→ **Your task**
Go line by line through the entries and show those that hold the string "content".

Stored data entries:

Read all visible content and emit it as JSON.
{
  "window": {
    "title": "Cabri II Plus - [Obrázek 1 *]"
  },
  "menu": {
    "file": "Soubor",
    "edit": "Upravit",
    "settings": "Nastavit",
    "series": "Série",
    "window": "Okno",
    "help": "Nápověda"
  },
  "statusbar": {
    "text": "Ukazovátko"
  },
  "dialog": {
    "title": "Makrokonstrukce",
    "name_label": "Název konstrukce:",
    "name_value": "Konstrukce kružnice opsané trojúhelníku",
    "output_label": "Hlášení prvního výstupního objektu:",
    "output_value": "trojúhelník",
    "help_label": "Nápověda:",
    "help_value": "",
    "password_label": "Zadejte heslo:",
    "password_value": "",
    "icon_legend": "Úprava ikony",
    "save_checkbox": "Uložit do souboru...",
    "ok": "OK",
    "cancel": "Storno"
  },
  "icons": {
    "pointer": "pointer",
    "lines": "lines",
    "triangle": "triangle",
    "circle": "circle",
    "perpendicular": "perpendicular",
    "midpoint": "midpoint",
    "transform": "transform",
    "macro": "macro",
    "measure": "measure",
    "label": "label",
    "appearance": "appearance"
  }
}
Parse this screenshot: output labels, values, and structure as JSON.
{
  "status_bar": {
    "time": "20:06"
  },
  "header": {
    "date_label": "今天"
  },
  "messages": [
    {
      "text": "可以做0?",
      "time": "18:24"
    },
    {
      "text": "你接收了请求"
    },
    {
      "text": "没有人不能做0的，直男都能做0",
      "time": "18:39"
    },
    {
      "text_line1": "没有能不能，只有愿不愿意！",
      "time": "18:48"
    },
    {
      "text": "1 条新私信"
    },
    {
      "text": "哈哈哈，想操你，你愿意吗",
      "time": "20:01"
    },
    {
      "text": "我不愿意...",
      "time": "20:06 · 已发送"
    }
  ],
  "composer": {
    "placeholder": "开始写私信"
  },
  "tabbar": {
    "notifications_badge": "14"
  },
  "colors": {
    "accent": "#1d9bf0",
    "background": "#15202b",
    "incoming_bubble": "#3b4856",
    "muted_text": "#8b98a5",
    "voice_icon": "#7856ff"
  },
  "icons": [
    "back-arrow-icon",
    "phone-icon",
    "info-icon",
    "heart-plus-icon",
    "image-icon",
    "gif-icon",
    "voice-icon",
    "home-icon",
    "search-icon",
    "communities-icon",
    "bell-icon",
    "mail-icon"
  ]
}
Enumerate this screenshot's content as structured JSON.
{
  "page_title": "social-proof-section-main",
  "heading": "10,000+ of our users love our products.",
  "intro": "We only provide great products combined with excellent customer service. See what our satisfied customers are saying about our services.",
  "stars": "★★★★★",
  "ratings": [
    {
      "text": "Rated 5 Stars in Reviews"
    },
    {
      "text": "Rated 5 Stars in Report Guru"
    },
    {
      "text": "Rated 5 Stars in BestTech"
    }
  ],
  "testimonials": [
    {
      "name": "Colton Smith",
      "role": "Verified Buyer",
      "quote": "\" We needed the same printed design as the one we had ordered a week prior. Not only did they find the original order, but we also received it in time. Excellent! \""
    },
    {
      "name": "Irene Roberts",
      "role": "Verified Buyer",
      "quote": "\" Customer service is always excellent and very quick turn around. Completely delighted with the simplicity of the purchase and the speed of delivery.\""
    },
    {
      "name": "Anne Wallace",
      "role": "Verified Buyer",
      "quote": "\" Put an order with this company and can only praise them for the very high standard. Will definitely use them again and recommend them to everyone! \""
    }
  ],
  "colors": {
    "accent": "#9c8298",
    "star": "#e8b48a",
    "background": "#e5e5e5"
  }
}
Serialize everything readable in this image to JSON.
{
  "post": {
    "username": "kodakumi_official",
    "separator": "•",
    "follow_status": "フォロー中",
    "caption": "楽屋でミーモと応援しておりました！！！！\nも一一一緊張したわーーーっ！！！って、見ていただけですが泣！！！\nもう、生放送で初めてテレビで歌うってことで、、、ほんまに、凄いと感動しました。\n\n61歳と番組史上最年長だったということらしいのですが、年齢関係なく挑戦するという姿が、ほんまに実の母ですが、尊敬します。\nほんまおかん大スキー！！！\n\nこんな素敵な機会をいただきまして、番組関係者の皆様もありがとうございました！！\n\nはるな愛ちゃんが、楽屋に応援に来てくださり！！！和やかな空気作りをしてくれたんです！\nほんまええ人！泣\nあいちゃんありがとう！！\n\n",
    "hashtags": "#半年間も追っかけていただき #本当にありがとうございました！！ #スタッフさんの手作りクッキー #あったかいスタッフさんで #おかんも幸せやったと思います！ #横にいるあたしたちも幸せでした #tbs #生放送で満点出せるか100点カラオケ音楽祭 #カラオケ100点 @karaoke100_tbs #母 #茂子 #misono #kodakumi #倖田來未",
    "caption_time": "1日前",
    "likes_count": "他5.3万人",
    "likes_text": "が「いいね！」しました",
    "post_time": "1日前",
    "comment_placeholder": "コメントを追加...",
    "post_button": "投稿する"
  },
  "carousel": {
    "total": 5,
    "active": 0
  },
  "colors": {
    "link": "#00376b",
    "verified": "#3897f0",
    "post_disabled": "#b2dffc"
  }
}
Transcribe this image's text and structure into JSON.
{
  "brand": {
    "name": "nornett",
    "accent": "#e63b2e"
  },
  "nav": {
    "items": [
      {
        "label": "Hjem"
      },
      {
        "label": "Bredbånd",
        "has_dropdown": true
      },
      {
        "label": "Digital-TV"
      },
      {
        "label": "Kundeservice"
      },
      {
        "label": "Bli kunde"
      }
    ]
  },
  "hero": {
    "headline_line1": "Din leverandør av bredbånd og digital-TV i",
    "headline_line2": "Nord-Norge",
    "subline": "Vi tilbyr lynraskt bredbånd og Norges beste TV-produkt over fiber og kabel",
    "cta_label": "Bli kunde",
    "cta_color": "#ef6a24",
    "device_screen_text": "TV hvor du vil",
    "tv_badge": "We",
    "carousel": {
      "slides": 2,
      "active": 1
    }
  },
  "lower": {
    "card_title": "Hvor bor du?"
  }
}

→ **Answer**
Read all visible content and emit it as JSON.
Enumerate this screenshot's content as structured JSON.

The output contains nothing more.